■ TASK BRIEF: To complete the exercise, repeat every record exactly as it stands.

■ MATERIAL SHOWN:
+ + +

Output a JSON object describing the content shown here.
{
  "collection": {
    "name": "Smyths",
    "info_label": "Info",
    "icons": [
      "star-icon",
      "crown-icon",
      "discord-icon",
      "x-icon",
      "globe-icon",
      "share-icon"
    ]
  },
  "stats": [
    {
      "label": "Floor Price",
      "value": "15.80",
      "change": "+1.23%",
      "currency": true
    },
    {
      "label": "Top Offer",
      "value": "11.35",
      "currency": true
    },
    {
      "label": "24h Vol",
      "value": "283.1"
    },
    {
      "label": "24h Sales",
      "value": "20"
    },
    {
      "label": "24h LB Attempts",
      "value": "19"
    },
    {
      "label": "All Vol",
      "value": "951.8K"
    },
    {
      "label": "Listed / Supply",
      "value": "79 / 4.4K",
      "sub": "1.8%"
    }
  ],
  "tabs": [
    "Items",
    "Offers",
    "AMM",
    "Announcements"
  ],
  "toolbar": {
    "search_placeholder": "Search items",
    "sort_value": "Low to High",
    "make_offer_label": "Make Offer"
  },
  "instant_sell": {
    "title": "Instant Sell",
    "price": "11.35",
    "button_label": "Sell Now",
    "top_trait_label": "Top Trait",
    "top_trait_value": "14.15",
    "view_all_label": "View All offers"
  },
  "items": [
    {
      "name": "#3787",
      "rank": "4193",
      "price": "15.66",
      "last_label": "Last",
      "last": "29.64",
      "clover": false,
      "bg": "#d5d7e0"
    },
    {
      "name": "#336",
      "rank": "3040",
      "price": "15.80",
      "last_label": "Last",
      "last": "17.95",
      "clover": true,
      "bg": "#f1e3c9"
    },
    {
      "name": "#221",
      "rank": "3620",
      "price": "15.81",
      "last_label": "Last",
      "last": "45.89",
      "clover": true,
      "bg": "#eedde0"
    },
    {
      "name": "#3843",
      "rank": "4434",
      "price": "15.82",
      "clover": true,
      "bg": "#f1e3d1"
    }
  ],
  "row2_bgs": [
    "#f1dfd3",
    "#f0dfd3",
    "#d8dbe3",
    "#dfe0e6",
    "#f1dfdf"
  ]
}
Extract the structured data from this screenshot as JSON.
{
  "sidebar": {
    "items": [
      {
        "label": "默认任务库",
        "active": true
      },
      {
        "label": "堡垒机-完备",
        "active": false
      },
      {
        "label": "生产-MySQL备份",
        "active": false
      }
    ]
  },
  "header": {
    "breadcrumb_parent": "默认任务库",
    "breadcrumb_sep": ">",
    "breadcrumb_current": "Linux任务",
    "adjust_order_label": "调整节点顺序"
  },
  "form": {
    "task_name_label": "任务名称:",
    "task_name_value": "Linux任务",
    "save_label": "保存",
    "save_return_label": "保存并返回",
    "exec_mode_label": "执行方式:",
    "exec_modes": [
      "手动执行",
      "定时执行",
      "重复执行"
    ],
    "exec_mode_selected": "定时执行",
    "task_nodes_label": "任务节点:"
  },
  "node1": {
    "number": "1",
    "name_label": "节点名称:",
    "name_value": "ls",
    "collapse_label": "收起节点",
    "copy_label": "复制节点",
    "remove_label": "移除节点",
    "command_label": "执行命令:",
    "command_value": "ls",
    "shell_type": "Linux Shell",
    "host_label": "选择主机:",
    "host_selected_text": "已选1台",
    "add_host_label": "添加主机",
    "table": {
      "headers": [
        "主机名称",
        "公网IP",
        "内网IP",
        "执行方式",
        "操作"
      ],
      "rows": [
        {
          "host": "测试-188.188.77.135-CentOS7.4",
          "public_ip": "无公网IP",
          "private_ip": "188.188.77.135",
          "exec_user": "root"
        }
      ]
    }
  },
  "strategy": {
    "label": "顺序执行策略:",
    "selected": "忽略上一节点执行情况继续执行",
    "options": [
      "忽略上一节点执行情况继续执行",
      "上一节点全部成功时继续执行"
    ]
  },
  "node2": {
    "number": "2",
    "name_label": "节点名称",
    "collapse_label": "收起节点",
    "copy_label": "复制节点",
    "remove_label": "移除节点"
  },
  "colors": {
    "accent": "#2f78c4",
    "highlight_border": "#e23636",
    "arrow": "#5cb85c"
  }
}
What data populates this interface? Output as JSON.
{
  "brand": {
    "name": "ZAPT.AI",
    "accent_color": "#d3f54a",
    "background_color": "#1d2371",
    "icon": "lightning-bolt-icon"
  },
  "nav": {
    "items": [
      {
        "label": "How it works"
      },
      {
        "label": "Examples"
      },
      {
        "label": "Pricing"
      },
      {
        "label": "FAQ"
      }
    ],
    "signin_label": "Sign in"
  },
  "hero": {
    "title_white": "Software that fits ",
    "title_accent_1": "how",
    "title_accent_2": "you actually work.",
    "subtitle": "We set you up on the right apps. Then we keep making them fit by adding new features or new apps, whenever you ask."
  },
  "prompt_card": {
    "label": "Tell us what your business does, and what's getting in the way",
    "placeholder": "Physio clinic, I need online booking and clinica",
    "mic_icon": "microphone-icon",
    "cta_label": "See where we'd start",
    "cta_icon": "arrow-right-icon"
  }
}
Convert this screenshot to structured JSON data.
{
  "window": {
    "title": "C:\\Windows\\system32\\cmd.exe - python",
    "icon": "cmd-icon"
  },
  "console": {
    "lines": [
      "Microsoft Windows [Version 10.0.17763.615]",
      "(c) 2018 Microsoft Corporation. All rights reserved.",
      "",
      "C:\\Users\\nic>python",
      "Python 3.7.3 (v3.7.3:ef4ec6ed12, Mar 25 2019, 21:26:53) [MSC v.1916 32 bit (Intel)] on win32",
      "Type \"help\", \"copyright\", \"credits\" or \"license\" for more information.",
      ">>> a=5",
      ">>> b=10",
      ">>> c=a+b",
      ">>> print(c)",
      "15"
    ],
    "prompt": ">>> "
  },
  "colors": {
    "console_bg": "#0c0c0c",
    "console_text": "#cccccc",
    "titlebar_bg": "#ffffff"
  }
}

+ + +

■ SOLUTION FOR THIS TASK:
Output a JSON object describing the content shown here.
{
  "collection": {
    "name": "Smyths",
    "info_label": "Info",
    "icons": [
      "star-icon",
      "crown-icon",
      "discord-icon",
      "x-icon",
      "globe-icon",
      "share-icon"
    ]
  },
  "stats": [
    {
      "label": "Floor Price",
      "value": "15.80",
      "change": "+1.23%",
      "currency": true
    },
    {
      "label": "Top Offer",
      "value": "11.35",
      "currency": true
    },
    {
      "label": "24h Vol",
      "value": "283.1"
    },
    {
      "label": "24h Sales",
      "value": "20"
    },
    {
      "label": "24h LB Attempts",
      "value": "19"
    },
    {
      "label": "All Vol",
      "value": "951.8K"
    },
    {
      "label": "Listed / Supply",
      "value": "79 / 4.4K",
      "sub": "1.8%"
    }
  ],
  "tabs": [
    "Items",
    "Offers",
    "AMM",
    "Announcements"
  ],
  "toolbar": {
    "search_placeholder": "Search items",
    "sort_value": "Low to High",
    "make_offer_label": "Make Offer"
  },
  "instant_sell": {
    "title": "Instant Sell",
    "price": "11.35",
    "button_label": "Sell Now",
    "top_trait_label": "Top Trait",
    "top_trait_value": "14.15",
    "view_all_label": "View All offers"
  },
  "items": [
    {
      "name": "#3787",
      "rank": "4193",
      "price": "15.66",
      "last_label": "Last",
      "last": "29.64",
      "clover": false,
      "bg": "#d5d7e0"
    },
    {
      "name": "#336",
      "rank": "3040",
      "price": "15.80",
      "last_label": "Last",
      "last": "17.95",
      "clover": true,
      "bg": "#f1e3c9"
    },
    {
      "name": "#221",
      "rank": "3620",
      "price": "15.81",
      "last_label": "Last",
      "last": "45.89",
      "clover": true,
      "bg": "#eedde0"
    },
    {
      "name": "#3843",
      "rank": "4434",
      "price": "15.82",
      "clover": true,
      "bg": "#f1e3d1"
    }
  ],
  "row2_bgs": [
    "#f1dfd3",
    "#f0dfd3",
    "#d8dbe3",
    "#dfe0e6",
    "#f1dfdf"
  ]
}
Extract the structured data from this screenshot as JSON.
{
  "sidebar": {
    "items": [
      {
        "label": "默认任务库",
        "active": true
      },
      {
        "label": "堡垒机-完备",
        "active": false
      },
      {
        "label": "生产-MySQL备份",
        "active": false
      }
    ]
  },
  "header": {
    "breadcrumb_parent": "默认任务库",
    "breadcrumb_sep": ">",
    "breadcrumb_current": "Linux任务",
    "adjust_order_label": "调整节点顺序"
  },
  "form": {
    "task_name_label": "任务名称:",
    "task_name_value": "Linux任务",
    "save_label": "保存",
    "save_return_label": "保存并返回",
    "exec_mode_label": "执行方式:",
    "exec_modes": [
      "手动执行",
      "定时执行",
      "重复执行"
    ],
    "exec_mode_selected": "定时执行",
    "task_nodes_label": "任务节点:"
  },
  "node1": {
    "number": "1",
    "name_label": "节点名称:",
    "name_value": "ls",
    "collapse_label": "收起节点",
    "copy_label": "复制节点",
    "remove_label": "移除节点",
    "command_label": "执行命令:",
    "command_value": "ls",
    "shell_type": "Linux Shell",
    "host_label": "选择主机:",
    "host_selected_text": "已选1台",
    "add_host_label": "添加主机",
    "table": {
      "headers": [
        "主机名称",
        "公网IP",
        "内网IP",
        "执行方式",
        "操作"
      ],
      "rows": [
        {
          "host": "测试-188.188.77.135-CentOS7.4",
          "public_ip": "无公网IP",
          "private_ip": "188.188.77.135",
          "exec_user": "root"
        }
      ]
    }
  },
  "strategy": {
    "label": "顺序执行策略:",
    "selected": "忽略上一节点执行情况继续执行",
    "options": [
      "忽略上一节点执行情况继续执行",
      "上一节点全部成功时继续执行"
    ]
  },
  "node2": {
    "number": "2",
    "name_label": "节点名称",
    "collapse_label": "收起节点",
    "copy_label": "复制节点",
    "remove_label": "移除节点"
  },
  "colors": {
    "accent": "#2f78c4",
    "highlight_border": "#e23636",
    "arrow": "#5cb85c"
  }
}
What data populates this interface? Output as JSON.
{
  "brand": {
    "name": "ZAPT.AI",
    "accent_color": "#d3f54a",
    "background_color": "#1d2371",
    "icon": "lightning-bolt-icon"
  },
  "nav": {
    "items": [
      {
        "label": "How it works"
      },
      {
        "label": "Examples"
      },
      {
        "label": "Pricing"
      },
      {
        "label": "FAQ"
      }
    ],
    "signin_label": "Sign in"
  },
  "hero": {
    "title_white": "Software that fits ",
    "title_accent_1": "how",
    "title_accent_2": "you actually work.",
    "subtitle": "We set you up on the right apps. Then we keep making them fit by adding new features or new apps, whenever you ask."
  },
  "prompt_card": {
    "label": "Tell us what your business does, and what's getting in the way",
    "placeholder": "Physio clinic, I need online booking and clinica",
    "mic_icon": "microphone-icon",
    "cta_label": "See where we'd start",
    "cta_icon": "arrow-right-icon"
  }
}
Convert this screenshot to structured JSON data.
{
  "window": {
    "title": "C:\\Windows\\system32\\cmd.exe - python",
    "icon": "cmd-icon"
  },
  "console": {
    "lines": [
      "Microsoft Windows [Version 10.0.17763.615]",
      "(c) 2018 Microsoft Corporation. All rights reserved.",
      "",
      "C:\\Users\\nic>python",
      "Python 3.7.3 (v3.7.3:ef4ec6ed12, Mar 25 2019, 21:26:53) [MSC v.1916 32 bit (Intel)] on win32",
      "Type \"help\", \"copyright\", \"credits\" or \"license\" for more information.",
      ">>> a=5",
      ">>> b=10",
      ">>> c=a+b",
      ">>> print(c)",
      "15"
    ],
    "prompt": ">>> "
  },
  "colors": {
    "console_bg": "#0c0c0c",
    "console_text": "#cccccc",
    "titlebar_bg": "#ffffff"
  }
}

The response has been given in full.